Tablets are having an impact on our habits, as well. For many, tablets simplify activities that were confounding on a computer. They’re easier to use as a second screen while watching television.

The transformation of habits is even affecting how people consume news and information. Instead of blocking out time to read or watch as a discrete activity, people are taking advantage of previously unusable moments (PUM) to get caught up. Standing in line at the grocery store has become a new routine for me. Using Flipboard, I can review dozens of articles — and even interact with them by retweeting, liking, +1ing, commenting and sharing.

I’m not alone. More than one-third of mobile users get news every day on a tablet or a phone, a pace that is on par with other mobile activities like watching videos or playing games, and trails only checking email. A large portion of this audience checks the news multiple times per day.

Communicators should be asking how they can ensure their news reaches their audiences via altered news-reading behaviors. One answer is to make sure news is distributed via a functioning RSS feed, since that’s the primary way news is delivered through tools like Flipboard, Pulse and Taptu. You do need to make sure it renders correctly on mobile, since people will tap links they find on Facebook and Twitter. (Half of access to Twitter takes place on mobile devices.)

You also have to consider consumer preferences, which lean toward a print-like experience on mobile devices. Nearly 60% of mobile news consumers want the news to look like print; only 41% want a higher-tech experience, according to a study from the Pew Research Center.

Both the simultaneous and sequential uses of mobile devices as a second screen are also worth thinking about. Somebody who spies an intriguing news article on a phone may prefer to read the full story later on a larger screen. Should you introduce a way for that reader to save the article for easy retrieval later? And if she’s watching your news on TV with a tablet in front of her, have you made it easy for her to find information and resources related to the news coverage she’s watching about your company that you worked so hard to earn?

These questions (and hundreds of others) should be top-of-mind for communicators now, today, since these behavior changes are going to keep pace with the explosion of mobile usage. Cisco Systems expects mobile Internet traffic to increase 13-fold in the next four years.

I’ll be reviewing these and other communications-focused issues related to mobility during a free Vocus webinar scheduled for next Wednesday, February 20. I hope you’ll join me! Details and registration are here.

Image: Ian Lamont (Creative Commons)



  • Casey Stevens

    As a communication student, this post was very helpful and insightful into the now more technology reliant world of public relations.
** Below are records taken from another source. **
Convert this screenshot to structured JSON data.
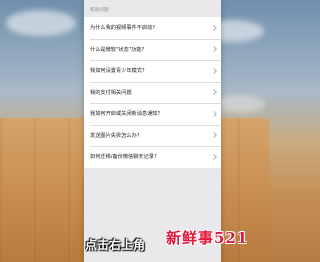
{
  "section_header": "帮助问题",
  "faq_items": [
    {
      "label": "为什么我的视频事件不启动?"
    },
    {
      "label": "什么是微软\"状态\"功能?"
    },
    {
      "label": "我如何设置青少年模式?"
    },
    {
      "label": "我的支付相关问题"
    },
    {
      "label": "我如何开启或关闭新消息通知?"
    },
    {
      "label": "发送图片失败怎么办?"
    },
    {
      "label": "如何迁移/备份微信聊天记录?"
    }
  ],
  "subtitle": "点击右上角",
  "watermark": "新鲜事521"
}
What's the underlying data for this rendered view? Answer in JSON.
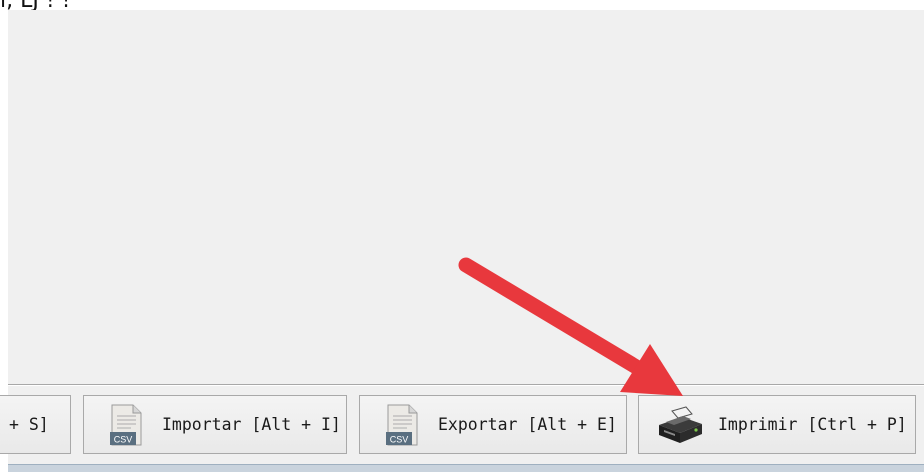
{
  "page": {
    "top_fragment_text": "ı, LJ ! !"
  },
  "toolbar": {
    "save_label": "+ S]",
    "import_label": "Importar [Alt + I]",
    "export_label": "Exportar [Alt + E]",
    "print_label": "Imprimir [Ctrl + P]",
    "csv_badge": "CSV"
  },
  "icons": {
    "import": "csv-file-icon",
    "export": "csv-file-icon",
    "print": "printer-icon"
  },
  "colors": {
    "panel_bg": "#f0f0f0",
    "button_border": "#a9a9a9",
    "annotation_arrow": "#e8383d"
  }
}
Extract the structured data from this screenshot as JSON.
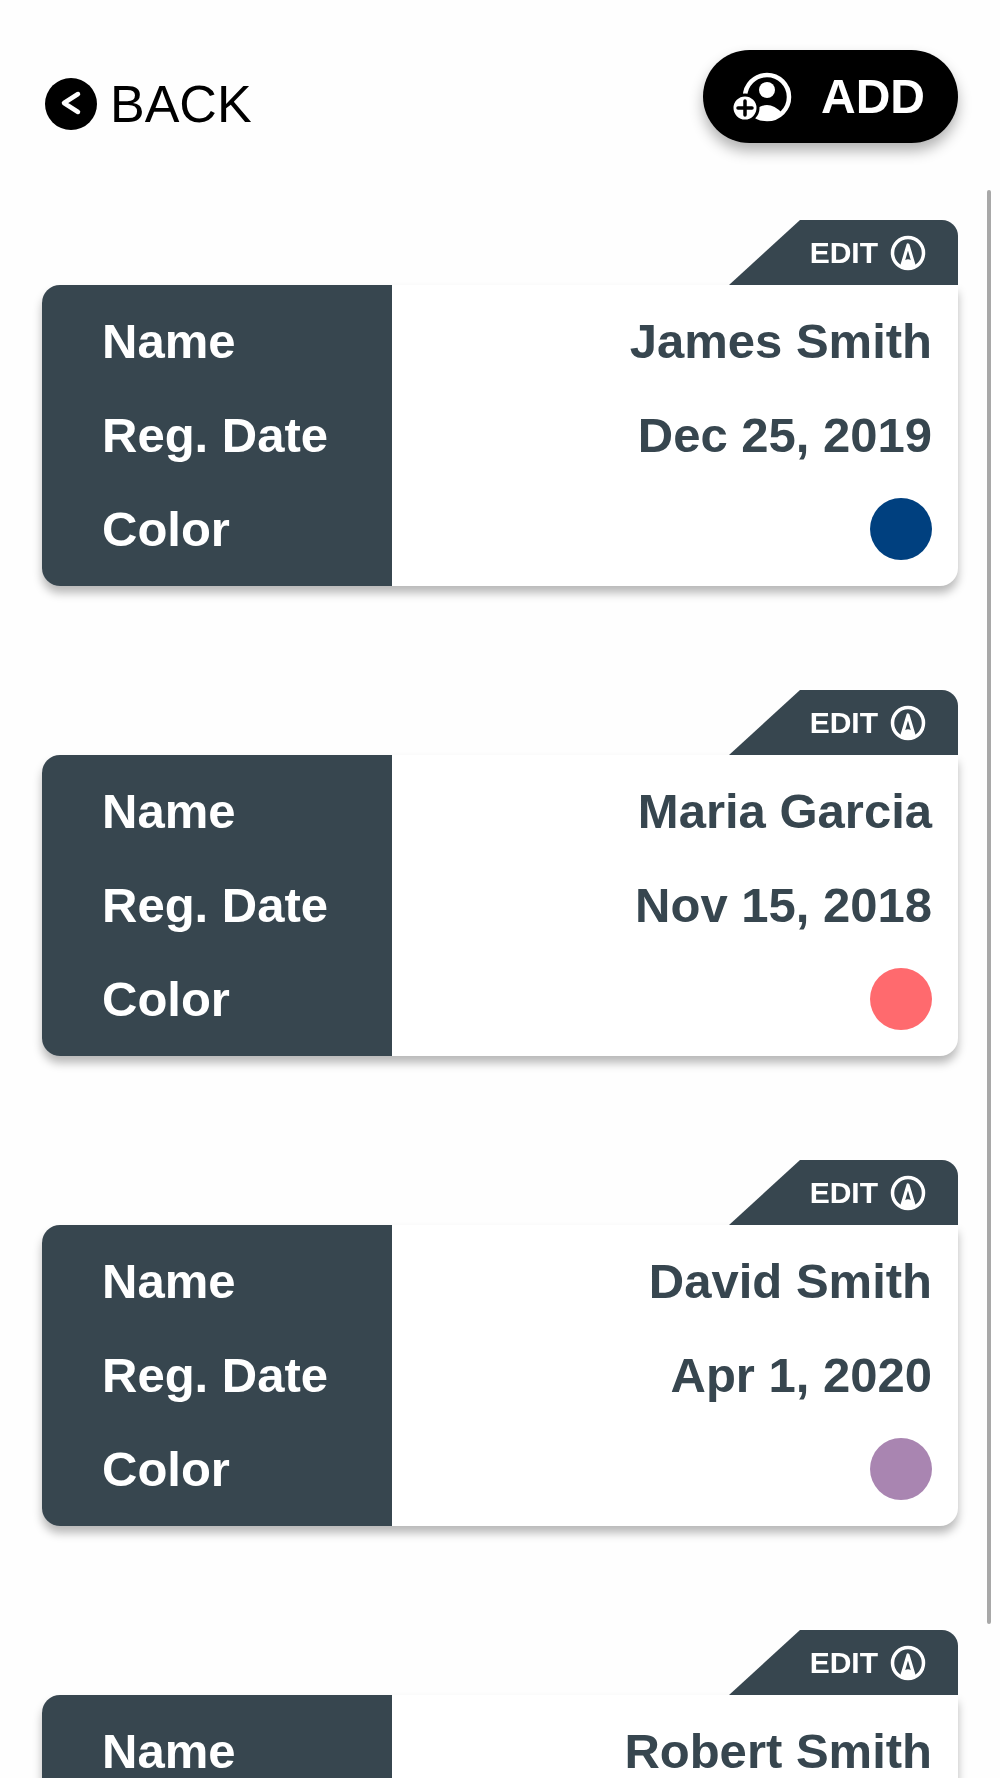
{
  "header": {
    "back_label": "BACK",
    "add_label": "ADD"
  },
  "cards": [
    {
      "edit_label": "EDIT",
      "fields": [
        {
          "kind": "text",
          "label": "Name",
          "value": "James Smith"
        },
        {
          "kind": "text",
          "label": "Reg. Date",
          "value": "Dec 25, 2019"
        },
        {
          "kind": "color",
          "label": "Color",
          "color": "#00407f"
        }
      ]
    },
    {
      "edit_label": "EDIT",
      "fields": [
        {
          "kind": "text",
          "label": "Name",
          "value": "Maria Garcia"
        },
        {
          "kind": "text",
          "label": "Reg. Date",
          "value": "Nov 15, 2018"
        },
        {
          "kind": "color",
          "label": "Color",
          "color": "#ff6a6e"
        }
      ]
    },
    {
      "edit_label": "EDIT",
      "fields": [
        {
          "kind": "text",
          "label": "Name",
          "value": "David Smith"
        },
        {
          "kind": "text",
          "label": "Reg. Date",
          "value": "Apr 1, 2020"
        },
        {
          "kind": "color",
          "label": "Color",
          "color": "#a985b1"
        }
      ]
    },
    {
      "edit_label": "EDIT",
      "fields": [
        {
          "kind": "text",
          "label": "Name",
          "value": "Robert Smith"
        }
      ]
    }
  ]
}
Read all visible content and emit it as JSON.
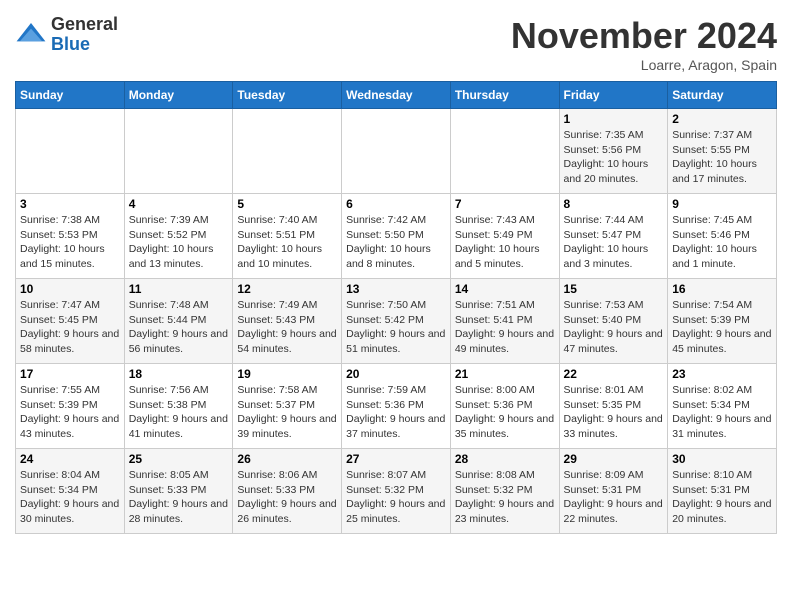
{
  "header": {
    "logo_line1": "General",
    "logo_line2": "Blue",
    "month": "November 2024",
    "location": "Loarre, Aragon, Spain"
  },
  "weekdays": [
    "Sunday",
    "Monday",
    "Tuesday",
    "Wednesday",
    "Thursday",
    "Friday",
    "Saturday"
  ],
  "weeks": [
    [
      {
        "day": "",
        "info": ""
      },
      {
        "day": "",
        "info": ""
      },
      {
        "day": "",
        "info": ""
      },
      {
        "day": "",
        "info": ""
      },
      {
        "day": "",
        "info": ""
      },
      {
        "day": "1",
        "info": "Sunrise: 7:35 AM\nSunset: 5:56 PM\nDaylight: 10 hours and 20 minutes."
      },
      {
        "day": "2",
        "info": "Sunrise: 7:37 AM\nSunset: 5:55 PM\nDaylight: 10 hours and 17 minutes."
      }
    ],
    [
      {
        "day": "3",
        "info": "Sunrise: 7:38 AM\nSunset: 5:53 PM\nDaylight: 10 hours and 15 minutes."
      },
      {
        "day": "4",
        "info": "Sunrise: 7:39 AM\nSunset: 5:52 PM\nDaylight: 10 hours and 13 minutes."
      },
      {
        "day": "5",
        "info": "Sunrise: 7:40 AM\nSunset: 5:51 PM\nDaylight: 10 hours and 10 minutes."
      },
      {
        "day": "6",
        "info": "Sunrise: 7:42 AM\nSunset: 5:50 PM\nDaylight: 10 hours and 8 minutes."
      },
      {
        "day": "7",
        "info": "Sunrise: 7:43 AM\nSunset: 5:49 PM\nDaylight: 10 hours and 5 minutes."
      },
      {
        "day": "8",
        "info": "Sunrise: 7:44 AM\nSunset: 5:47 PM\nDaylight: 10 hours and 3 minutes."
      },
      {
        "day": "9",
        "info": "Sunrise: 7:45 AM\nSunset: 5:46 PM\nDaylight: 10 hours and 1 minute."
      }
    ],
    [
      {
        "day": "10",
        "info": "Sunrise: 7:47 AM\nSunset: 5:45 PM\nDaylight: 9 hours and 58 minutes."
      },
      {
        "day": "11",
        "info": "Sunrise: 7:48 AM\nSunset: 5:44 PM\nDaylight: 9 hours and 56 minutes."
      },
      {
        "day": "12",
        "info": "Sunrise: 7:49 AM\nSunset: 5:43 PM\nDaylight: 9 hours and 54 minutes."
      },
      {
        "day": "13",
        "info": "Sunrise: 7:50 AM\nSunset: 5:42 PM\nDaylight: 9 hours and 51 minutes."
      },
      {
        "day": "14",
        "info": "Sunrise: 7:51 AM\nSunset: 5:41 PM\nDaylight: 9 hours and 49 minutes."
      },
      {
        "day": "15",
        "info": "Sunrise: 7:53 AM\nSunset: 5:40 PM\nDaylight: 9 hours and 47 minutes."
      },
      {
        "day": "16",
        "info": "Sunrise: 7:54 AM\nSunset: 5:39 PM\nDaylight: 9 hours and 45 minutes."
      }
    ],
    [
      {
        "day": "17",
        "info": "Sunrise: 7:55 AM\nSunset: 5:39 PM\nDaylight: 9 hours and 43 minutes."
      },
      {
        "day": "18",
        "info": "Sunrise: 7:56 AM\nSunset: 5:38 PM\nDaylight: 9 hours and 41 minutes."
      },
      {
        "day": "19",
        "info": "Sunrise: 7:58 AM\nSunset: 5:37 PM\nDaylight: 9 hours and 39 minutes."
      },
      {
        "day": "20",
        "info": "Sunrise: 7:59 AM\nSunset: 5:36 PM\nDaylight: 9 hours and 37 minutes."
      },
      {
        "day": "21",
        "info": "Sunrise: 8:00 AM\nSunset: 5:36 PM\nDaylight: 9 hours and 35 minutes."
      },
      {
        "day": "22",
        "info": "Sunrise: 8:01 AM\nSunset: 5:35 PM\nDaylight: 9 hours and 33 minutes."
      },
      {
        "day": "23",
        "info": "Sunrise: 8:02 AM\nSunset: 5:34 PM\nDaylight: 9 hours and 31 minutes."
      }
    ],
    [
      {
        "day": "24",
        "info": "Sunrise: 8:04 AM\nSunset: 5:34 PM\nDaylight: 9 hours and 30 minutes."
      },
      {
        "day": "25",
        "info": "Sunrise: 8:05 AM\nSunset: 5:33 PM\nDaylight: 9 hours and 28 minutes."
      },
      {
        "day": "26",
        "info": "Sunrise: 8:06 AM\nSunset: 5:33 PM\nDaylight: 9 hours and 26 minutes."
      },
      {
        "day": "27",
        "info": "Sunrise: 8:07 AM\nSunset: 5:32 PM\nDaylight: 9 hours and 25 minutes."
      },
      {
        "day": "28",
        "info": "Sunrise: 8:08 AM\nSunset: 5:32 PM\nDaylight: 9 hours and 23 minutes."
      },
      {
        "day": "29",
        "info": "Sunrise: 8:09 AM\nSunset: 5:31 PM\nDaylight: 9 hours and 22 minutes."
      },
      {
        "day": "30",
        "info": "Sunrise: 8:10 AM\nSunset: 5:31 PM\nDaylight: 9 hours and 20 minutes."
      }
    ]
  ]
}
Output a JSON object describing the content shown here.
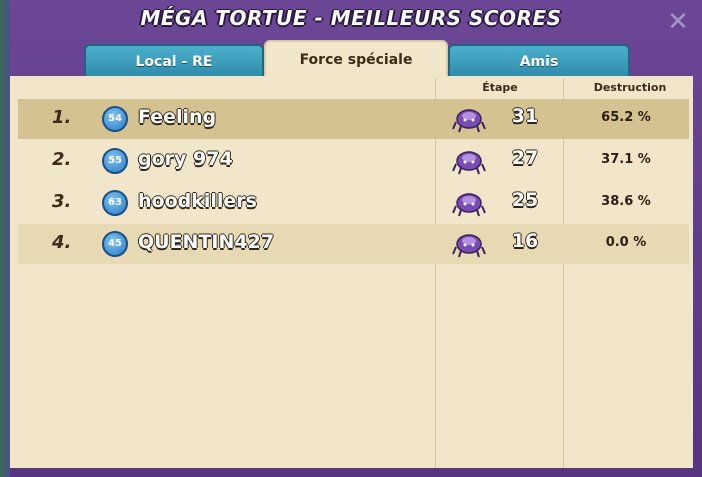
{
  "window": {
    "title": "MÉGA TORTUE - MEILLEURS SCORES",
    "close_icon": "close-icon"
  },
  "tabs": [
    {
      "label": "Local - RE",
      "active": false
    },
    {
      "label": "Force spéciale",
      "active": true
    },
    {
      "label": "Amis",
      "active": false
    }
  ],
  "columns": {
    "stage": "Étape",
    "destruction": "Destruction"
  },
  "rows": [
    {
      "rank": "1.",
      "level": "54",
      "name": "Feeling",
      "stage": "31",
      "destruction": "65.2 %"
    },
    {
      "rank": "2.",
      "level": "55",
      "name": "gory 974",
      "stage": "27",
      "destruction": "37.1 %"
    },
    {
      "rank": "3.",
      "level": "63",
      "name": "hoodkillers",
      "stage": "25",
      "destruction": "38.6 %"
    },
    {
      "rank": "4.",
      "level": "45",
      "name": "QUENTIN427",
      "stage": "16",
      "destruction": "0.0 %"
    }
  ],
  "colors": {
    "frame": "#5b3a86",
    "panel": "#f1e6c9",
    "tab_blue": "#2d8aa8",
    "level_badge": "#2a7cc6"
  }
}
Smart phones and tablets are increasingly more important in public relations, and by the time I graduate it will almost be essential to have one. They are helpful in staying connected and it also shows a shift in the public’s reliance on technology in order to stay updated. Thanks!